[Dataset rows for apps and sites]
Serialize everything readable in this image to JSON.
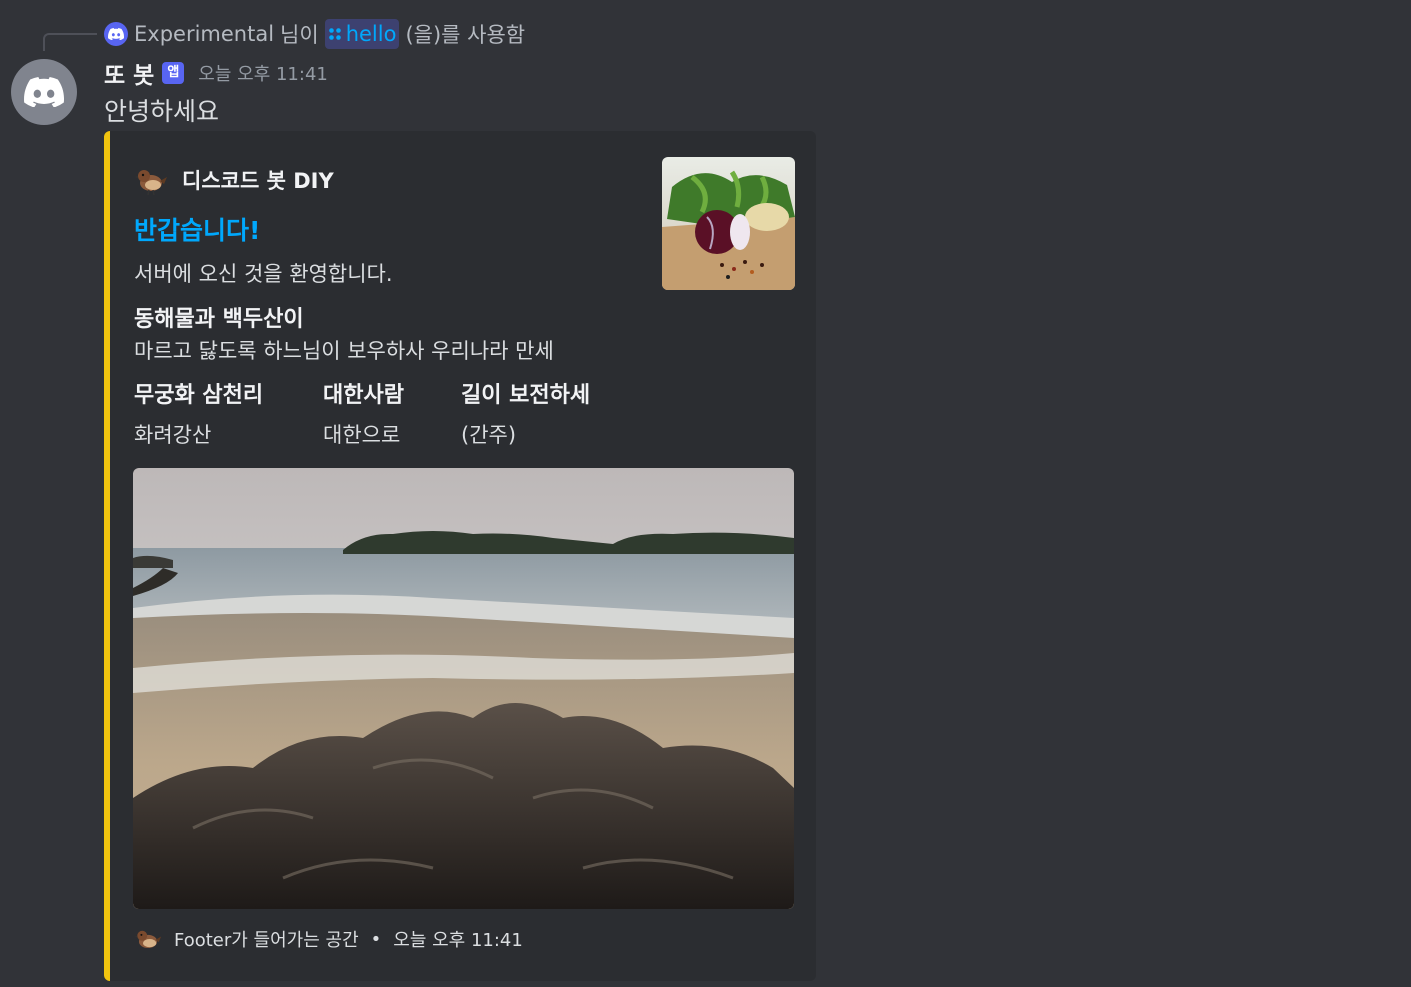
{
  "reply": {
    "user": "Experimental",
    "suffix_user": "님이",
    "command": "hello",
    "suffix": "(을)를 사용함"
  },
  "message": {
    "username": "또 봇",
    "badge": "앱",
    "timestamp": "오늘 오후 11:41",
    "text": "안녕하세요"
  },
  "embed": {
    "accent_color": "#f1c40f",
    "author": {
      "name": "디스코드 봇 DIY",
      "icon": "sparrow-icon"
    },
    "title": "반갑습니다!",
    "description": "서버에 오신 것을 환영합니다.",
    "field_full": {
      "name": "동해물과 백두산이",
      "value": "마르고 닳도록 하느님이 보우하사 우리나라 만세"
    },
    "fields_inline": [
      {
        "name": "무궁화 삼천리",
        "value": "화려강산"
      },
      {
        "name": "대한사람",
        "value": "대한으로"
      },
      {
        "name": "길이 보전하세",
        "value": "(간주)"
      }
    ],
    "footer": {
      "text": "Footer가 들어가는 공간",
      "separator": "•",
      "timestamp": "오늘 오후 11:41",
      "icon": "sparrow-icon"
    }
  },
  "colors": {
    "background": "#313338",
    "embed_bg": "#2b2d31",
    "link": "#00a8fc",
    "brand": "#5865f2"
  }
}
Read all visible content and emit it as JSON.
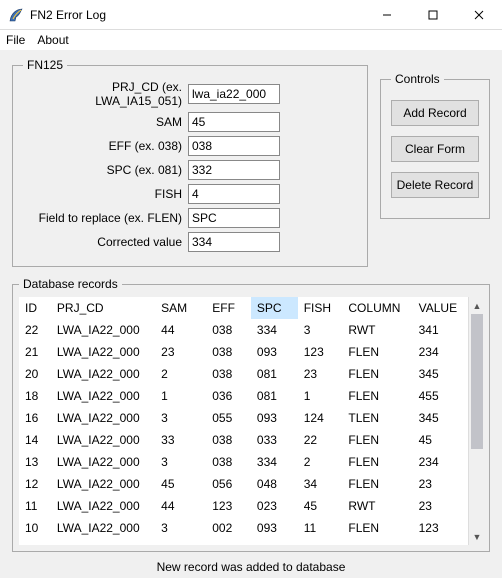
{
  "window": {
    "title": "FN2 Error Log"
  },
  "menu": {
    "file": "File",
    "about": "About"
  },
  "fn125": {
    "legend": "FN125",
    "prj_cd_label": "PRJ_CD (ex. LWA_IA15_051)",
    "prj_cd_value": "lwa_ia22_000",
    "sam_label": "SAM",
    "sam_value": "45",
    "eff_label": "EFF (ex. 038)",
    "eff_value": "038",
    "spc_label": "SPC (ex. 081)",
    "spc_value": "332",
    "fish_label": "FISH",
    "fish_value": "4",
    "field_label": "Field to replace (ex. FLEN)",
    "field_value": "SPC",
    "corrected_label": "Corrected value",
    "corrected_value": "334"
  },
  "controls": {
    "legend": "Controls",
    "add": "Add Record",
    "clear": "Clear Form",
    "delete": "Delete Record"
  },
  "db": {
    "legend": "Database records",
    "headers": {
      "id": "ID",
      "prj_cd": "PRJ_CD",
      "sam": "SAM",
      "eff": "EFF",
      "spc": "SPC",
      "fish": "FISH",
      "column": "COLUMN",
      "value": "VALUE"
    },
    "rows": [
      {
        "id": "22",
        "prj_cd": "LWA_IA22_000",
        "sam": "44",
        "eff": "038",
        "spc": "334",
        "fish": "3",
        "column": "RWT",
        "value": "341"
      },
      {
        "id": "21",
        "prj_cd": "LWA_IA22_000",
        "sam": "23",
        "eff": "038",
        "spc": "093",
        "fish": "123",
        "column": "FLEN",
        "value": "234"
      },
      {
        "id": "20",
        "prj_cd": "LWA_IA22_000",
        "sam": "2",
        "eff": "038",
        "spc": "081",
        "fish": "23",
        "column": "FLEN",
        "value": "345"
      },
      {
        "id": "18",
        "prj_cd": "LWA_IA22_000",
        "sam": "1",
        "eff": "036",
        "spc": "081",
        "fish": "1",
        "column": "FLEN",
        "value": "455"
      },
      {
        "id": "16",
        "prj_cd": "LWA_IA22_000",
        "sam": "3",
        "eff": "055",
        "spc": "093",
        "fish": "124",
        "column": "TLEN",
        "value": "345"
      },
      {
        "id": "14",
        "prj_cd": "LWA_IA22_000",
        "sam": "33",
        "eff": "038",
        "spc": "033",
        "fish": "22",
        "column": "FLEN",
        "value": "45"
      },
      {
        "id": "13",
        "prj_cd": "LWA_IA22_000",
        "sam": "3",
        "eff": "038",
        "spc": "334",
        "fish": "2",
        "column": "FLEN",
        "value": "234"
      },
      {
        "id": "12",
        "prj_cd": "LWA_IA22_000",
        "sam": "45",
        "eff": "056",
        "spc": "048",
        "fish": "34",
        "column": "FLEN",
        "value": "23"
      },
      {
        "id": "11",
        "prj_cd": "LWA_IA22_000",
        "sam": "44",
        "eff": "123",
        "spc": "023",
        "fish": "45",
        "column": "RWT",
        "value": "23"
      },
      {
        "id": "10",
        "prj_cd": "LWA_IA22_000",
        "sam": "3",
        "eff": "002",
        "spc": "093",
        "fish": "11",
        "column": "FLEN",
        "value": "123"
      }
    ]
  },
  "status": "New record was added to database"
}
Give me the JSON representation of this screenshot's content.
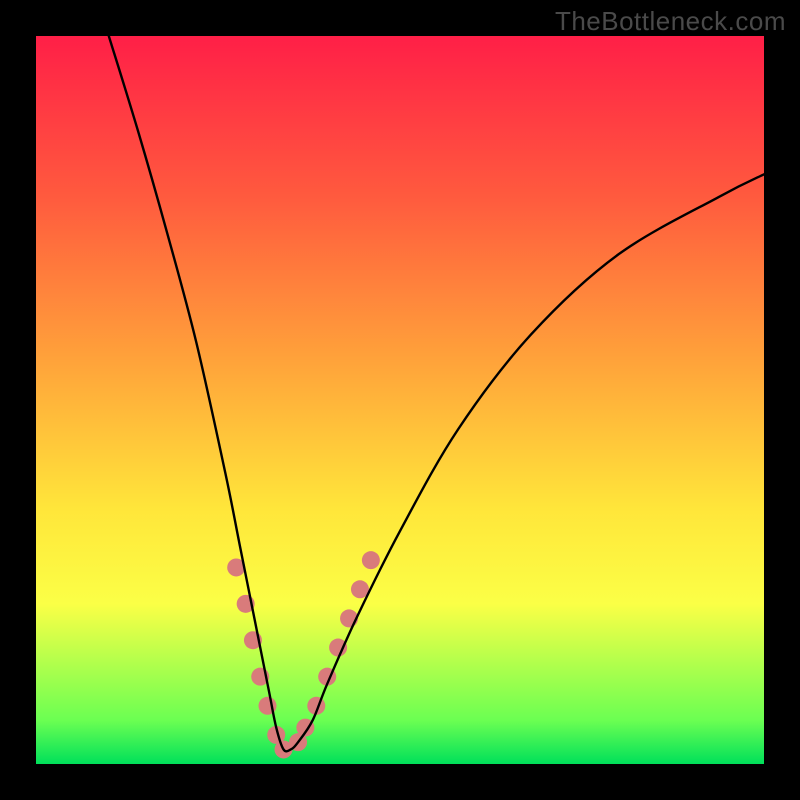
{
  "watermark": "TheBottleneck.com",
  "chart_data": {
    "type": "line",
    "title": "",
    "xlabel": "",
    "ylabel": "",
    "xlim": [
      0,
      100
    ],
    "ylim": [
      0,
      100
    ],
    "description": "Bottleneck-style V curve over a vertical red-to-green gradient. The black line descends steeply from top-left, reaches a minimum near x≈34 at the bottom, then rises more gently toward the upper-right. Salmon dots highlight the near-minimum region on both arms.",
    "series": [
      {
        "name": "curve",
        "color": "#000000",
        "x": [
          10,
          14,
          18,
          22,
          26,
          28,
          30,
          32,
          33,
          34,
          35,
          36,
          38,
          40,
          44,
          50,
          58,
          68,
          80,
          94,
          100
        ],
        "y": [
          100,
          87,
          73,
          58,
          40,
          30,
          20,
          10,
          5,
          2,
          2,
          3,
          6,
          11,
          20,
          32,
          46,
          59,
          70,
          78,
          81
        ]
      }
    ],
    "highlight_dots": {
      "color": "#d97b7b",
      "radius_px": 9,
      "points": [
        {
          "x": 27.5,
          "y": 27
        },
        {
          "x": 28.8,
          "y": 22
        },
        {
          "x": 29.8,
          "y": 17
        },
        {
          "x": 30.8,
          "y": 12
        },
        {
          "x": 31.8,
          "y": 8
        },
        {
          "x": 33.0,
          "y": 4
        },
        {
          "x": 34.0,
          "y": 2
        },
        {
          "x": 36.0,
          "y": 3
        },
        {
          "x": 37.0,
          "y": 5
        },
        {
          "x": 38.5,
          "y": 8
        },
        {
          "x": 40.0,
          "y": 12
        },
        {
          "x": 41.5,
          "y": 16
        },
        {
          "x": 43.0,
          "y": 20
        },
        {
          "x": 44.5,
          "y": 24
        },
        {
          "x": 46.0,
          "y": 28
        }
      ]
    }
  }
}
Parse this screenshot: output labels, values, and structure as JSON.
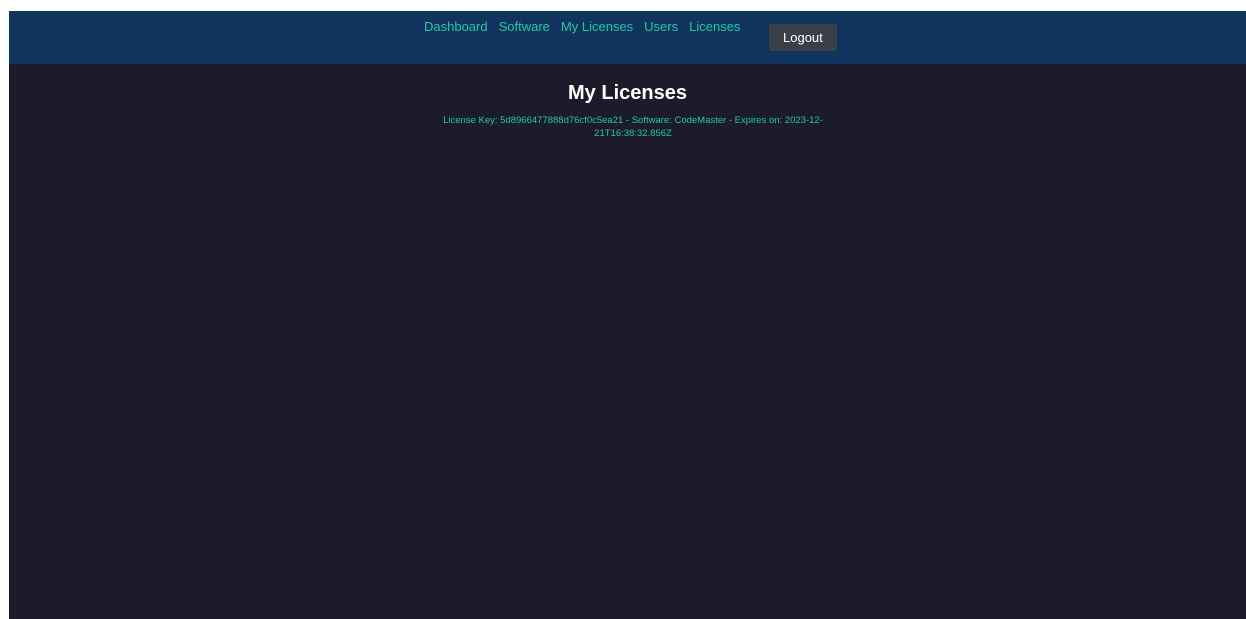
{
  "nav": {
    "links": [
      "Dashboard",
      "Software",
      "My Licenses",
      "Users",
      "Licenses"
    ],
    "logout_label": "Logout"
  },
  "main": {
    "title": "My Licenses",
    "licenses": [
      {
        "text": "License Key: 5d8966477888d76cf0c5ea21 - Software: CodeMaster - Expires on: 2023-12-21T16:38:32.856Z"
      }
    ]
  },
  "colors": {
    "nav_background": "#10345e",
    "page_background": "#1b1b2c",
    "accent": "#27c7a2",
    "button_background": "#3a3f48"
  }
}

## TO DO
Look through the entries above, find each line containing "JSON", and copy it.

## TASK RESULT
Serialize everything readable in this image to JSON.
Read all visible content and emit it as JSON.
Give me the JSON representation of this screenshot's content.
Parse this screenshot: output labels, values, and structure as JSON.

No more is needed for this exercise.